[Web page and app entries]
>>>>>

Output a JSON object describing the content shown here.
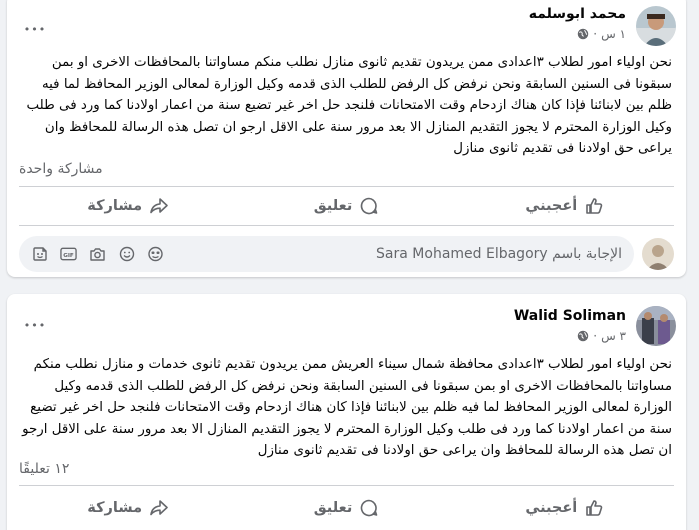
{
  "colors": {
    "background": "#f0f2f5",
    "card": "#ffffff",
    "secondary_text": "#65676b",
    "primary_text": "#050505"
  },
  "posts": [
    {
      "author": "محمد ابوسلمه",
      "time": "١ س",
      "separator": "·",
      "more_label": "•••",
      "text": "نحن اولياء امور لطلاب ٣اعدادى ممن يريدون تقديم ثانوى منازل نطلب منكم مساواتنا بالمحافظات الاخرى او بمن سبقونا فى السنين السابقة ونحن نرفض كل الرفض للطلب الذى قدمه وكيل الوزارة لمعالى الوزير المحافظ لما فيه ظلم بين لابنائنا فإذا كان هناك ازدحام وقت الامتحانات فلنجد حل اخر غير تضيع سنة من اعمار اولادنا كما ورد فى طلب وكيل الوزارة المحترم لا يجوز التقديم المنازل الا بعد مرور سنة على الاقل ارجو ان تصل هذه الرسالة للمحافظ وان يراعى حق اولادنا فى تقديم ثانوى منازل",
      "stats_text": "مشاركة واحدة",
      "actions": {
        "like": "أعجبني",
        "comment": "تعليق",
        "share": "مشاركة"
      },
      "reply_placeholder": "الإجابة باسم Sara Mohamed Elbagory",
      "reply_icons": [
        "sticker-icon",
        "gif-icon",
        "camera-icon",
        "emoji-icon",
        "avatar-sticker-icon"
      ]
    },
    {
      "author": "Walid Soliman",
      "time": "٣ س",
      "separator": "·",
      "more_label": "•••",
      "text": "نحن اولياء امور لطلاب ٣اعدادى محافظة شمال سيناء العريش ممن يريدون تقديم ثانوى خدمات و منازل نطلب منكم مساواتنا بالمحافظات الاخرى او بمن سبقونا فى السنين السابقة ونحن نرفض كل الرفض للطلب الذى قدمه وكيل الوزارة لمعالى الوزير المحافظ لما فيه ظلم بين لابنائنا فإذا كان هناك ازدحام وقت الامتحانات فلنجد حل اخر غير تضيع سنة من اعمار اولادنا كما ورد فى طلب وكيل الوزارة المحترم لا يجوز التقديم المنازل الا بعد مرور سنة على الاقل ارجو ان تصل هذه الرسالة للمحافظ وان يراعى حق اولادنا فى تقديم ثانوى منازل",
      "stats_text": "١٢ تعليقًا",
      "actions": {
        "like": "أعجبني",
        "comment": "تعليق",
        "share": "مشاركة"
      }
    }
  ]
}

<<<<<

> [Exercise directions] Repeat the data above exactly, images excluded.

> [Expected output]
Output a JSON object describing the content shown here.
{
  "colors": {
    "background": "#f0f2f5",
    "card": "#ffffff",
    "secondary_text": "#65676b",
    "primary_text": "#050505"
  },
  "posts": [
    {
      "author": "محمد ابوسلمه",
      "time": "١ س",
      "separator": "·",
      "more_label": "•••",
      "text": "نحن اولياء امور لطلاب ٣اعدادى ممن يريدون تقديم ثانوى منازل نطلب منكم مساواتنا بالمحافظات الاخرى او بمن سبقونا فى السنين السابقة ونحن نرفض كل الرفض للطلب الذى قدمه وكيل الوزارة لمعالى الوزير المحافظ لما فيه ظلم بين لابنائنا فإذا كان هناك ازدحام وقت الامتحانات فلنجد حل اخر غير تضيع سنة من اعمار اولادنا كما ورد فى طلب وكيل الوزارة المحترم لا يجوز التقديم المنازل الا بعد مرور سنة على الاقل ارجو ان تصل هذه الرسالة للمحافظ وان يراعى حق اولادنا فى تقديم ثانوى منازل",
      "stats_text": "مشاركة واحدة",
      "actions": {
        "like": "أعجبني",
        "comment": "تعليق",
        "share": "مشاركة"
      },
      "reply_placeholder": "الإجابة باسم Sara Mohamed Elbagory",
      "reply_icons": [
        "sticker-icon",
        "gif-icon",
        "camera-icon",
        "emoji-icon",
        "avatar-sticker-icon"
      ]
    },
    {
      "author": "Walid Soliman",
      "time": "٣ س",
      "separator": "·",
      "more_label": "•••",
      "text": "نحن اولياء امور لطلاب ٣اعدادى محافظة شمال سيناء العريش ممن يريدون تقديم ثانوى خدمات و منازل نطلب منكم مساواتنا بالمحافظات الاخرى او بمن سبقونا فى السنين السابقة ونحن نرفض كل الرفض للطلب الذى قدمه وكيل الوزارة لمعالى الوزير المحافظ لما فيه ظلم بين لابنائنا فإذا كان هناك ازدحام وقت الامتحانات فلنجد حل اخر غير تضيع سنة من اعمار اولادنا كما ورد فى طلب وكيل الوزارة المحترم لا يجوز التقديم المنازل الا بعد مرور سنة على الاقل ارجو ان تصل هذه الرسالة للمحافظ وان يراعى حق اولادنا فى تقديم ثانوى منازل",
      "stats_text": "١٢ تعليقًا",
      "actions": {
        "like": "أعجبني",
        "comment": "تعليق",
        "share": "مشاركة"
      }
    }
  ]
}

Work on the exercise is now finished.